My trip to Cuba began on my birthday – after snarfing down a Duncan Hines birthday cake made by my four kids (and decorated with redhots), i headed to Miami first, then onto Havana.
It was hot when I arrived at Jose Marti airport – temperatures for the concert were well into the 90's. Hopeful concert-goers were lined up along the roads hoping to hitch a ride or catch a Wah-wah (the local bus) to La Plaza de la Revolution. It's the same spot where Pope John Paul II said mass back in 1998. But this was a concert and the "water station" in the tent for the performers served mojitos, with Havana Club – a rum you cannot buy in the United States, because of the embargo.
Our photographer Orlando arrived with a tent, thankfully, because by midday young women were fainting from heat exhaustion and the crowd estimate had swelled to 600 thousand people. At two o'clock sharp the concert began with Puerto Rican singer Olga Tañon taking the stage, and despite the heat the crowd danced wildly to her music. Cucu Diamantes (crazy diamonds), who is tall and willowy and never broke a sweat, told me she was happy – and that it was very emotional for her. A Cuban-American who left Cuba in in the mid eighties, she hadn't been back to Cuba for 8 years, and even then it was to visit her family.
We wrangled our way onto the stage – the security was tight but it was doable – and had a quick chat with Miguel Bose, who said he was energized by seeing so many Cubans waving flags. He – as all the performers consistently did – underscored the concerts focus: peace. And brushed off any questions of controversy by saying the people, the growing crowd, just wanted to be entertained. We got to run "backstage" (really the upstairs of the national library) to interview Juanes – making our way through the throng of mostly young people who were waiting outside to catch a glimpse of Juanes as he did the mad dash (about 100 yards) to the stage.
U.S. and Cuban diplomatic officials met in Washington Monday, fueling more talk of thawing relations.
It was the second meeting between a top State department official and Cuba's chief diplomat here in Washington since President Obama took office.
There was no hard agenda, just an effort to overcome decades of hard feelings.
President Obama and Cuban leader Raul Castro are speaking the language of diplomacy on a whole host of issues.
First came the White House's change on Cuban American travel. Then came Castro's surprising offer to talk about human rights in Cuba.
Now the president has said what he has in mind.
Cuba was not represented at the summit, but Obama noted that the leaders of other countries highlighted Cuba's program that sends "thousands of doctors" throughout the hemisphere. A number of countries depend heavily on Cuba's medical assistance program.
"It's a reminder ... that if our only interaction with many of these countries is drug interdiction - if our only interaction is military - then we may not be developing the connections that can over time increase our influence and have a beneficial effect," he said.
Obama called Cuban President Raul Castro's recent indication of a willingness to discuss human rights issues "a sign of progress." But he said the Cuban government could send a much clearer, more positive signal by releasing political prisoners or reducing fees charged on remittances that Americans send to relatives in the country.
Change in Cuba will not come quickly, but it is good for other countries to see that "we are not dug in into policies that were formulated before I was born," Obama said.
What do you think?
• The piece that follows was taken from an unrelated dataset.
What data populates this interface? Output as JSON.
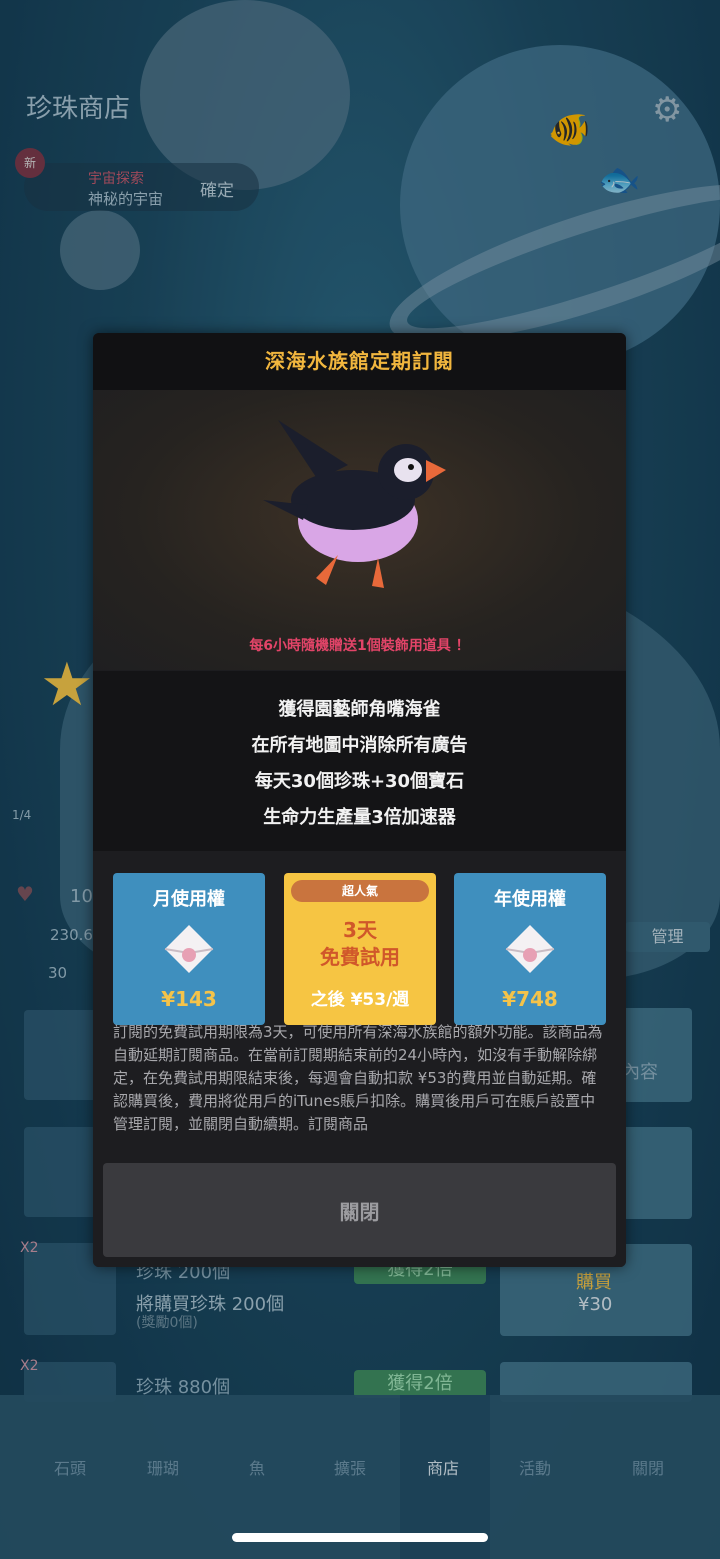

Should the U.S. lift the trade embargo against Cuba?
By Rep. Chris Smith (R-NJ)
Special to CNN
Editor’s Note: Chris Smith is a Republican congressman from New Jersey’s Fourth District. He is a senior member of the House Foreign Affairs Committee and Ranking Republican of the Committee's Africa and Global Health Subcommittee.
On a recent April morning, I joined a group of former Cuban political prisoners and family members and human rights activists at a rally to voice concerns about human rights violations in Cuba, and to caution the Obama administration not to extend benefits to Cuba without the prior release of all political prisoners.
Days earlier, seven Democratic members of the House returned from Cuba having met with Raul and Fidel Castro. They gushed with praise for the Castros and their regime. But I, and many others, were profoundly disappointed that once again members of Congress traveled to this totalitarian country and failed to visit prisoners of conscience, all of whom are systematically abused, tortured, starved and degraded.